Next was Zac Spitzer and Sam Majid from Ennoble Consultancy. They took the group through a case study based on a deployment they performed at Ballarat University. It was quite lively, and my first proper look into MapGuide. Zac was an especially good presenter, considering he is a techie, but managed to meet with my biggest presentation fear. He finished five minutes early. After a few seconds of 'whoops', he proceeded to continue his talk by adding his personal commentary on the project and the use of open source. Aside from being quite impressive under pressure, it was the most interesting bit for me. It's all too rare that I get to hear from the technical side at these events.

Afternoon tea follow the Ennoble presentation, which was chased by a round table discussion. This was what I was looking forward to most at the conference. The room was divided into three groups, with a couple of the presenters 'chairing' each group, and the discussion topic was given: "What are the impediments to uptake of Open Source solutions?" My group was fairly lively, with half the participants controlling the floor most of the time. It was great to see the passion people had, not so much for the open source, but for their issues with their IT departments. I won't go into all the detail of the results, but a quick summary of the points that stuck in my mind follow.

IT Department

  • Policies don't allow Open Source.
  • Technology strategies are set well in advance and are not amenable to change.
  • Desktop systems are so locked down that no experimentation is possible.
  • Must be able to prove the utility/advantage of Open Source to effect policy change.
  • The above two make the change process very difficult and tedious.

Vendor Neutrality

  • Tenders are required to be vendor neutral, but...
  • They must integrate with existing proprietary and sometimes closed protocol systems.
  • Proprietary is seen as lower risk: "If you buy it, it must be better."
  • "Nobody gets fired for buying ESRI."
  • It's very difficult to migrate from the status quo.

Open Source

  • There is no support for Open Source. (lies, but it's a visibility issue)
  • Time is required to investigate the available options and make recommendations.
  • Security of Open Source is perceived to be laxer than proprietary.


  • Proprietary vendors not responsive to customer needs.
  • License costs are formidable.
  • Proprietary vendors often build blocks for integration with outside products.
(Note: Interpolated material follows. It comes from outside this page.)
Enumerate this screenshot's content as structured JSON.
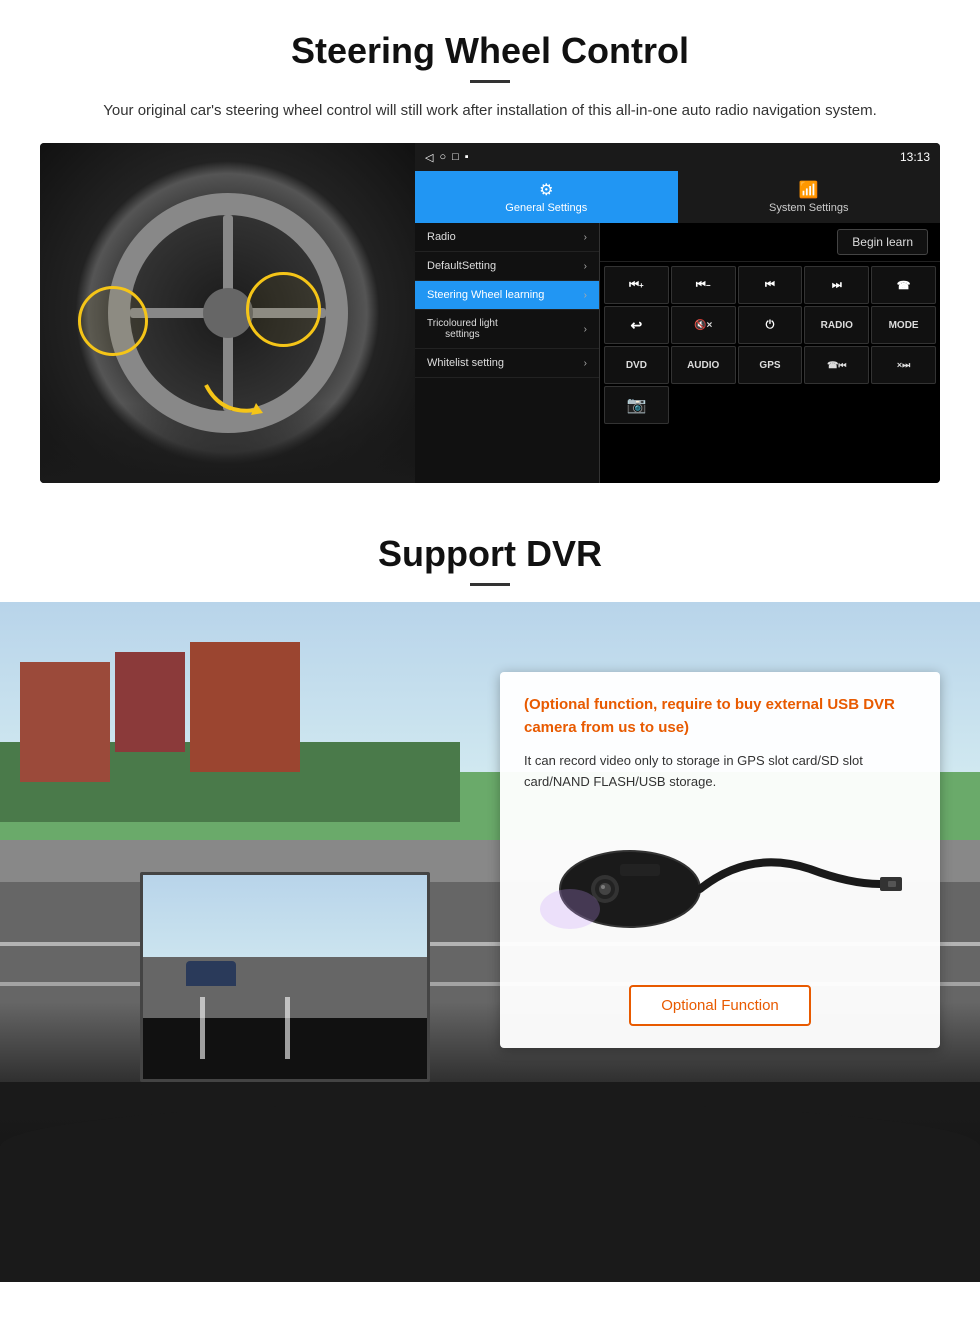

None of this is especially revolutionary, but I was surprised how much frustration I saw towards the IT departments, especially considering the horror stories I've heard about administrating and maintaining some popular proprietary packages.

Finally, there was a presentation from Milton Lofberg, walking the group through the production of a web map using MapGuide. Milton walked us through the process starting with loading data into the repository, right up to adding widgets to the map view. It was a long presentation, but showed the power of MapGuide Studio to bring web cartography to the masses through a well-thought-out and mostly intuitive interface.

I spent the rest of the conference at the OSGeo booth. It was time well spent, with many advocates and many curious delegates finding their way to us. I fielded quite a few questions on the licensing issues surrounding Open Source software, especially in government, and there was a great deal of interest in simply knowing what we have to offer. All in all, it was a great excuse to see Surfers Paradise, and a productive effort in promoting awareness of OSGeo, as well as LISAsofts support of Open Source Geospatial products.